Few accreditation-related topics receive as much attention as the current Standard 10: Faculty Qualifications. The standard places qualified faculty into one of two categories. First, academically qualified (AQ), a category that normally requires a doctorate and ongoing scholarly activity, which is often gauged by publications in peer review journals. Second, professionally qualified (PQ), is a category that requires prior professional experience of a sufficient level and duration, as well as ongoing professional activity.
The Blue Ribbon Committee on Accreditation Quality (BRC) has learned from the membership that this two category framework is neither robust enough nor sufficiently developed enough to guide current and emerging faculty models in high-quality business schools.
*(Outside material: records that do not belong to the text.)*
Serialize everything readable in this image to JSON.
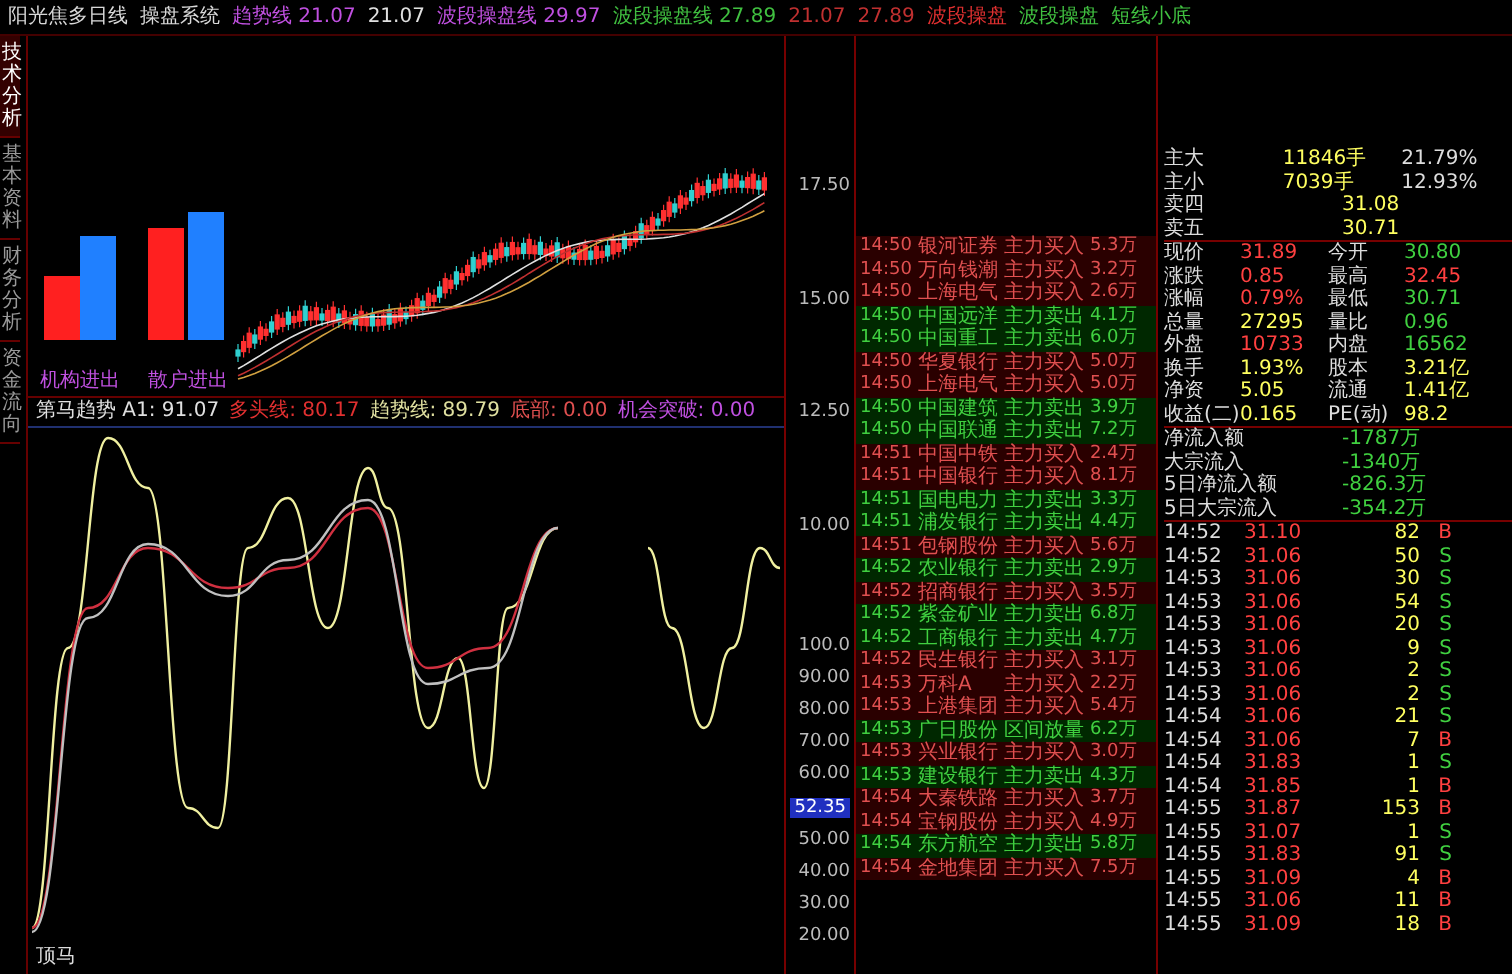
{
  "top_bar": [
    {
      "text": "阳光焦多日线",
      "color": "#d8d8d8"
    },
    {
      "text": "操盘系统",
      "color": "#d8d8d8"
    },
    {
      "text": "趋势线 21.07",
      "color": "#c050e0"
    },
    {
      "text": "21.07",
      "color": "#e0e0e0"
    },
    {
      "text": "波段操盘线 29.97",
      "color": "#c050e0"
    },
    {
      "text": "波段操盘线 27.89",
      "color": "#40c040"
    },
    {
      "text": "21.07",
      "color": "#c03030"
    },
    {
      "text": "27.89",
      "color": "#c03030"
    },
    {
      "text": "波段操盘",
      "color": "#e03030"
    },
    {
      "text": "波段操盘",
      "color": "#40c040"
    },
    {
      "text": "短线小底",
      "color": "#40c040"
    }
  ],
  "side_tabs": [
    {
      "label": "技术分析",
      "selected": true
    },
    {
      "label": "基本资料",
      "selected": false
    },
    {
      "label": "财务分析",
      "selected": false
    },
    {
      "label": "资金流向",
      "selected": false
    }
  ],
  "upper_chart": {
    "bar_labels": [
      "机构进出",
      "散户进出"
    ]
  },
  "indicator_header": [
    {
      "text": "第马趋势 A1: 91.07",
      "kind": "main"
    },
    {
      "text": "多头线: 80.17",
      "kind": "long"
    },
    {
      "text": "趋势线: 89.79",
      "kind": "trend"
    },
    {
      "text": "底部: 0.00",
      "kind": "bottom"
    },
    {
      "text": "机会突破: 0.00",
      "kind": "breakout"
    }
  ],
  "indicator_bottom_label": "顶马",
  "price_axis_upper": [
    "17.50",
    "15.00",
    "12.50",
    "10.00"
  ],
  "price_axis_lower": [
    "100.0",
    "90.00",
    "80.00",
    "70.00",
    "60.00",
    "50.00",
    "40.00",
    "30.00",
    "20.00"
  ],
  "current_value": "52.35",
  "order_flow": [
    {
      "time": "14:50",
      "name": "银河证券",
      "action": "主力买入",
      "amount": "5.3万",
      "kind": "buy"
    },
    {
      "time": "14:50",
      "name": "万向钱潮",
      "action": "主力买入",
      "amount": "3.2万",
      "kind": "buy"
    },
    {
      "time": "14:50",
      "name": "上海电气",
      "action": "主力买入",
      "amount": "2.6万",
      "kind": "buy"
    },
    {
      "time": "14:50",
      "name": "中国远洋",
      "action": "主力卖出",
      "amount": "4.1万",
      "kind": "sell"
    },
    {
      "time": "14:50",
      "name": "中国重工",
      "action": "主力卖出",
      "amount": "6.0万",
      "kind": "sell"
    },
    {
      "time": "14:50",
      "name": "华夏银行",
      "action": "主力买入",
      "amount": "5.0万",
      "kind": "buy"
    },
    {
      "time": "14:50",
      "name": "上海电气",
      "action": "主力买入",
      "amount": "5.0万",
      "kind": "buy"
    },
    {
      "time": "14:50",
      "name": "中国建筑",
      "action": "主力卖出",
      "amount": "3.9万",
      "kind": "sell"
    },
    {
      "time": "14:50",
      "name": "中国联通",
      "action": "主力卖出",
      "amount": "7.2万",
      "kind": "sell"
    },
    {
      "time": "14:51",
      "name": "中国中铁",
      "action": "主力买入",
      "amount": "2.4万",
      "kind": "buy"
    },
    {
      "time": "14:51",
      "name": "中国银行",
      "action": "主力买入",
      "amount": "8.1万",
      "kind": "buy"
    },
    {
      "time": "14:51",
      "name": "国电电力",
      "action": "主力卖出",
      "amount": "3.3万",
      "kind": "sell"
    },
    {
      "time": "14:51",
      "name": "浦发银行",
      "action": "主力卖出",
      "amount": "4.4万",
      "kind": "sell"
    },
    {
      "time": "14:51",
      "name": "包钢股份",
      "action": "主力买入",
      "amount": "5.6万",
      "kind": "buy"
    },
    {
      "time": "14:52",
      "name": "农业银行",
      "action": "主力卖出",
      "amount": "2.9万",
      "kind": "sell"
    },
    {
      "time": "14:52",
      "name": "招商银行",
      "action": "主力买入",
      "amount": "3.5万",
      "kind": "buy"
    },
    {
      "time": "14:52",
      "name": "紫金矿业",
      "action": "主力卖出",
      "amount": "6.8万",
      "kind": "sell"
    },
    {
      "time": "14:52",
      "name": "工商银行",
      "action": "主力卖出",
      "amount": "4.7万",
      "kind": "sell"
    },
    {
      "time": "14:52",
      "name": "民生银行",
      "action": "主力买入",
      "amount": "3.1万",
      "kind": "buy"
    },
    {
      "time": "14:53",
      "name": "万科A",
      "action": "主力买入",
      "amount": "2.2万",
      "kind": "buy"
    },
    {
      "time": "14:53",
      "name": "上港集团",
      "action": "主力买入",
      "amount": "5.4万",
      "kind": "buy"
    },
    {
      "time": "14:53",
      "name": "广日股份",
      "action": "区间放量",
      "amount": "6.2万",
      "kind": "sell"
    },
    {
      "time": "14:53",
      "name": "兴业银行",
      "action": "主力买入",
      "amount": "3.0万",
      "kind": "buy"
    },
    {
      "time": "14:53",
      "name": "建设银行",
      "action": "主力卖出",
      "amount": "4.3万",
      "kind": "sell"
    },
    {
      "time": "14:54",
      "name": "大秦铁路",
      "action": "主力买入",
      "amount": "3.7万",
      "kind": "buy"
    },
    {
      "time": "14:54",
      "name": "宝钢股份",
      "action": "主力买入",
      "amount": "4.9万",
      "kind": "buy"
    },
    {
      "time": "14:54",
      "name": "东方航空",
      "action": "主力卖出",
      "amount": "5.8万",
      "kind": "sell"
    },
    {
      "time": "14:54",
      "name": "金地集团",
      "action": "主力买入",
      "amount": "7.5万",
      "kind": "buy"
    }
  ],
  "volume_summary": [
    {
      "label": "主大",
      "value": "11846手",
      "pct": "21.79%"
    },
    {
      "label": "主小",
      "value": "7039手",
      "pct": "12.93%"
    }
  ],
  "asks": [
    {
      "label": "卖四",
      "price": "31.08"
    },
    {
      "label": "卖五",
      "price": "30.71"
    }
  ],
  "quote": [
    {
      "label": "现价",
      "value": "31.89",
      "kind": "up"
    },
    {
      "label": "今开",
      "value": "30.80",
      "kind": "down"
    },
    {
      "label": "涨跌",
      "value": "0.85",
      "kind": "up"
    },
    {
      "label": "最高",
      "value": "32.45",
      "kind": "up"
    },
    {
      "label": "涨幅",
      "value": "0.79%",
      "kind": "up"
    },
    {
      "label": "最低",
      "value": "30.71",
      "kind": "down"
    },
    {
      "label": "总量",
      "value": "27295",
      "kind": "neutral"
    },
    {
      "label": "量比",
      "value": "0.96",
      "kind": "down"
    },
    {
      "label": "外盘",
      "value": "10733",
      "kind": "up"
    },
    {
      "label": "内盘",
      "value": "16562",
      "kind": "down"
    },
    {
      "label": "换手",
      "value": "1.93%",
      "kind": "neutral"
    },
    {
      "label": "股本",
      "value": "3.21亿",
      "kind": "neutral"
    },
    {
      "label": "净资",
      "value": "5.05",
      "kind": "neutral"
    },
    {
      "label": "流通",
      "value": "1.41亿",
      "kind": "neutral"
    },
    {
      "label": "收益(二)",
      "value": "0.165",
      "kind": "neutral"
    },
    {
      "label": "PE(动)",
      "value": "98.2",
      "kind": "neutral"
    }
  ],
  "flows": [
    {
      "label": "净流入额",
      "value": "-1787万"
    },
    {
      "label": "大宗流入",
      "value": "-1340万"
    },
    {
      "label": "5日净流入额",
      "value": "-826.3万"
    },
    {
      "label": "5日大宗流入",
      "value": "-354.2万"
    }
  ],
  "ticks": [
    {
      "time": "14:52",
      "price": "31.10",
      "volume": "82",
      "side": "B"
    },
    {
      "time": "14:52",
      "price": "31.06",
      "volume": "50",
      "side": "S"
    },
    {
      "time": "14:53",
      "price": "31.06",
      "volume": "30",
      "side": "S"
    },
    {
      "time": "14:53",
      "price": "31.06",
      "volume": "54",
      "side": "S"
    },
    {
      "time": "14:53",
      "price": "31.06",
      "volume": "20",
      "side": "S"
    },
    {
      "time": "14:53",
      "price": "31.06",
      "volume": "9",
      "side": "S"
    },
    {
      "time": "14:53",
      "price": "31.06",
      "volume": "2",
      "side": "S"
    },
    {
      "time": "14:53",
      "price": "31.06",
      "volume": "2",
      "side": "S"
    },
    {
      "time": "14:54",
      "price": "31.06",
      "volume": "21",
      "side": "S"
    },
    {
      "time": "14:54",
      "price": "31.06",
      "volume": "7",
      "side": "B"
    },
    {
      "time": "14:54",
      "price": "31.83",
      "volume": "1",
      "side": "S"
    },
    {
      "time": "14:54",
      "price": "31.85",
      "volume": "1",
      "side": "B"
    },
    {
      "time": "14:55",
      "price": "31.87",
      "volume": "153",
      "side": "B"
    },
    {
      "time": "14:55",
      "price": "31.07",
      "volume": "1",
      "side": "S"
    },
    {
      "time": "14:55",
      "price": "31.83",
      "volume": "91",
      "side": "S"
    },
    {
      "time": "14:55",
      "price": "31.09",
      "volume": "4",
      "side": "B"
    },
    {
      "time": "14:55",
      "price": "31.06",
      "volume": "11",
      "side": "B"
    },
    {
      "time": "14:55",
      "price": "31.09",
      "volume": "18",
      "side": "B"
    }
  ]
}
In particular, current standards do not reference or encourage the increasing emphasis placed on the intersection of academic and professional engagement, which business school leaders worldwide believe is extremely important to meeting the needs of business and society. In response to this significant member feedback, the BRC is proposing a new, more realistic and flexible standard for faculty qualifications that not only recognizes, but encourages, this intersection.
In the proposed standards, qualified faculty could take four different paths depending on their initial academic preparation and professional experience, as well as their ongoing scholarly and professional engagement activities. The paths align with a general framework for understanding faculty qualifications, which is articulated in the proposed Standard 15.
Proposed Standard 15: The school maintains and strategically deploys participating and supporting faculty that collectively and individually demonstrate significant academic and professional engagement sustaining intellectual capital necessary to support high-quality outcomes consistent with the school's mission and strategies. [FACULTY QUALIFICATIONS AND ENGAGEMENT]
This standard is designed to strengthen the intersection of academic and professional engagement among faculty in the scholarly environment of accredited business schools. It recognizes, for example, that professors who have earned PhDs could indeed augment their academic preparation with deep professional activities, which can enhance their knowledge base for teaching. It also recognizes that, in increasing numbers, experienced executives are transitioning to academic careers in business schools, where their ongoing development is based on quality scholarship. These people can, and already do, create significant value by fostering a stronger connection between the academic strengths of a school and the practice of business and management, not only in teaching but also in scholarship. That is, business school leaders believe the proposed standard will positively impact both the educational experience for students and the relevance of scholarship.
Members also told the BRC that the current Standard 10 is often not applied with a sufficiently broad view of the types of research activities that can maintain academic qualifications. The proposed Standard 15 thus reinforces the long-held AACSB belief that there are many ways to maintain intellectual capital as an academic, including a wide range of scholarship (discovery, application/integration, and teaching) and appropriate professional activities. It also reiterates that the types of maintenance activities across faculty should fit the mission of the programs and school. Table 15–1 organizes information about individual qualifications and 15–2 organizes information about how they are deployed in the degree programs.
The proposed Standard 15 continues to provide broad guidance regarding the mix of faculty. The ratios put forth in the proposed draft standards are designed to elevate the emphasis on scholarship, but at the same time provide more flexibility in how it is achieved depending on the portfolio of academic programs and mission of the school. The proposed standard tries to address the complaint that the current Standard 10 has resulted in AQ definitions that support the "lowest common denominator" rather than definitions that appreciate the breadth of academic preparation and ongoing professional development really necessary for quality.
The focus of the standard continues to be on the intellectual capital (content expertise) of faculty to deliver quality business education consistent with its mission and program objectives. Additional standards that cover other faculty-related concerns, such as the amount of faculty resources and faculty management and support, are noted below. The BRC's proposed Standard 5, most closely related to current Standard 9, retains the definitions of participating and supporting faculty and the teaching-related ratios. The proposed Standard 5 also recognizes the relationship of teaching/learning models to the "division of labor" among faculty and professional staff. Proposed Standard 6 is very similar to current Standard 11; however, it excludes attention to developing teaching effectiveness as this is covered in a separate standard.
Proposed Standard 5: The school maintains and deploys a faculty sufficient to ensure quality outcomes across the range of degree programs offered and to achieve other mission components. Students in all programs, disciplines, and locations have the opportunity to receive instruction from appropriately qualified faculty. [FACULTY SUFFICIENCY AND DEPLOYMENT]
In summary, the BRC draft standards related to faculty aim to elevate scholarship and allow flexibility in how schools achieve their missions by hiring, developing, and deploying the best mix of faculty.